Regardless, the portrayal here again pushed back against the narrative of Pamela as some morally depraved woman peddling in pornography for money. And we also don't know how accurate the deposition scene was. We know Pamela believes it was invasive and awful, and that's certainly what viewers were presented with.
The attorney went so far as to ask Pamela on multiple occasions to identify the two people in different scenes from the stolen tape, though it's clearly the same people throughout. Is this necessary? Was having her watch any of it necessary? Or was it all about creating narratives where there was at least a chance that she was this morally bankrupt slut.
In the end, Pamela had to flee the meeting room, sick to her stomach. It was here where we discovered she appears to again be pregnant, adding yet another layer of emotions on top of what she's already been going through and was going through in that moment.
But when she got back into that room, she again was able to take control. When the attorney called for them to reconvene and pick up again the next day, Pamela pulled her lawyer aside and said she was done. Either he makes it over or she finds a new lawyer.
Then, after all the other attorneys left, Pamela sat down again at the table so that she could leave in full control of herself, with her dignity and agency intact. Focusing on her slowly gathering her things and stepping out of the room, with a kind word for the cleaning staff, showed that even this violation wasn't going to win.

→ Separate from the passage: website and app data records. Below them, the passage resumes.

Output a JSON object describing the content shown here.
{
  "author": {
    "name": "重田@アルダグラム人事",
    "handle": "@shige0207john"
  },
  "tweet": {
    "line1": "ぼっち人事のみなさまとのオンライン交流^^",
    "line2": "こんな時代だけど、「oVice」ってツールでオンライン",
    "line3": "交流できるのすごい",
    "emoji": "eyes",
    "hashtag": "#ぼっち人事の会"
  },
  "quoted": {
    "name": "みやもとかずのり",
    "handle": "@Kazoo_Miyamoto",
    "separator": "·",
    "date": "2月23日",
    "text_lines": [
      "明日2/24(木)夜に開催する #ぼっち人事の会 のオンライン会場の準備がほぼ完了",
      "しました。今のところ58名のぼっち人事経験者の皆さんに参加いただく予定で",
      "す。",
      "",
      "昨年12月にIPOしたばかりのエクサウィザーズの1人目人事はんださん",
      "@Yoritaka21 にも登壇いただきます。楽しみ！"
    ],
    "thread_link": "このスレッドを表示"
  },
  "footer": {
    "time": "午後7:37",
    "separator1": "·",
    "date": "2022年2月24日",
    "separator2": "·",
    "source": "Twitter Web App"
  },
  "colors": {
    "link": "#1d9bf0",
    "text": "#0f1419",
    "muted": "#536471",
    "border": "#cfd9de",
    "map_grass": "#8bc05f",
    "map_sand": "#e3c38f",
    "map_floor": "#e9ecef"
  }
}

From the beginning, with a flashback to when she was first discovered, we saw a Pamela who was seen for her sexuality and surrounded by insecure men who tried to control her. Her first boyfriend that we saw treated her like dirt dismissively and even threw something at her over the thought of her posing for Playboy.

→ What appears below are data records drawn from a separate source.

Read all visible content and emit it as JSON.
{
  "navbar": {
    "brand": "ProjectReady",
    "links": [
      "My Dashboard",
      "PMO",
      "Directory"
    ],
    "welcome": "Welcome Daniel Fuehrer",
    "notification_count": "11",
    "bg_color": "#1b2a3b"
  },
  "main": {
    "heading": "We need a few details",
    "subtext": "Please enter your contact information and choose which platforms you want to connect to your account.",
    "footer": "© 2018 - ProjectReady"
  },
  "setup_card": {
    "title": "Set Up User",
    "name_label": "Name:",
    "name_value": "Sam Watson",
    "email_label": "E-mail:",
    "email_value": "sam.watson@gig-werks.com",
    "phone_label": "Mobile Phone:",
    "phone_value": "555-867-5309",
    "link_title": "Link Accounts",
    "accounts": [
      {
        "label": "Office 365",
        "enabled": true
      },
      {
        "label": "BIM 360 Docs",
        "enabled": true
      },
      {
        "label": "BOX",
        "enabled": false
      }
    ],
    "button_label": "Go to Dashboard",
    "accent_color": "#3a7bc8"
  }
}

She walked away from that, but that weakness for bad boys never quite left her. Again and again, she found herself surrounded by men who wanted to weaponize her sexuality against her and/or wanted to control her in some way. Even Tommy, for all that he seemed to genuinely love her, was very controlling of her.

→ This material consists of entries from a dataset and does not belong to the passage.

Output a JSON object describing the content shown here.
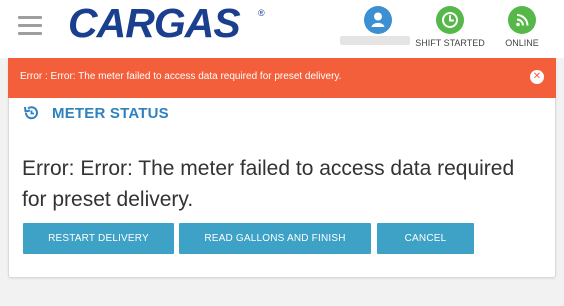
{
  "header": {
    "logo_text": "CARGAS",
    "logo_mark": "®",
    "status": [
      {
        "label": "",
        "icon": "user-icon",
        "color": "#3c8fd0"
      },
      {
        "label": "SHIFT STARTED",
        "icon": "clock-icon",
        "color": "#55b848"
      },
      {
        "label": "ONLINE",
        "icon": "wifi-icon",
        "color": "#55b848"
      }
    ]
  },
  "banner": {
    "text": "Error : Error: The meter failed to access data required for preset delivery.",
    "close_glyph": "✕",
    "color": "#f45f3b"
  },
  "section": {
    "title": "METER STATUS",
    "icon": "history-icon"
  },
  "main": {
    "message": "Error: Error: The meter failed to access data required for preset delivery."
  },
  "actions": {
    "restart": "RESTART DELIVERY",
    "read": "READ GALLONS AND FINISH",
    "cancel": "CANCEL",
    "color": "#3ea1c6"
  }
}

It was enough that she questions herself constantly, deferring to the men in her life. It's only in this moments where she fights for herself, like walking out on her Canadian boyfriend for America and Playboy and shutting down the deposition, that she's able to fully claim her independence and stand in her power.
Pamela is such a complex character, because of how sex positive she's been in her life and career, and how much it's also hurt her personally and professionally. What was effective about this episode was that the creative team behind the show didn't shy away from that complexity.
She's certainly not the only woman who found strength in her very womanhood and sexuality only to have it turned around and used against her, making this story even bigger than just what happened to Pamela Anderson.
It is what movements like #MeToo are pushing back against and trying to expose at the same time. It is what happens, in different ways, to women every day. Too many women can probably recognize themselves in all the sides of Pamela's story -- if not exactly -- and not enough men men can probably recognize their role in making women feel the ways Pamela was made to feel.
New episodes of "Pam & Tommy" drop every Wednesday on Hulu.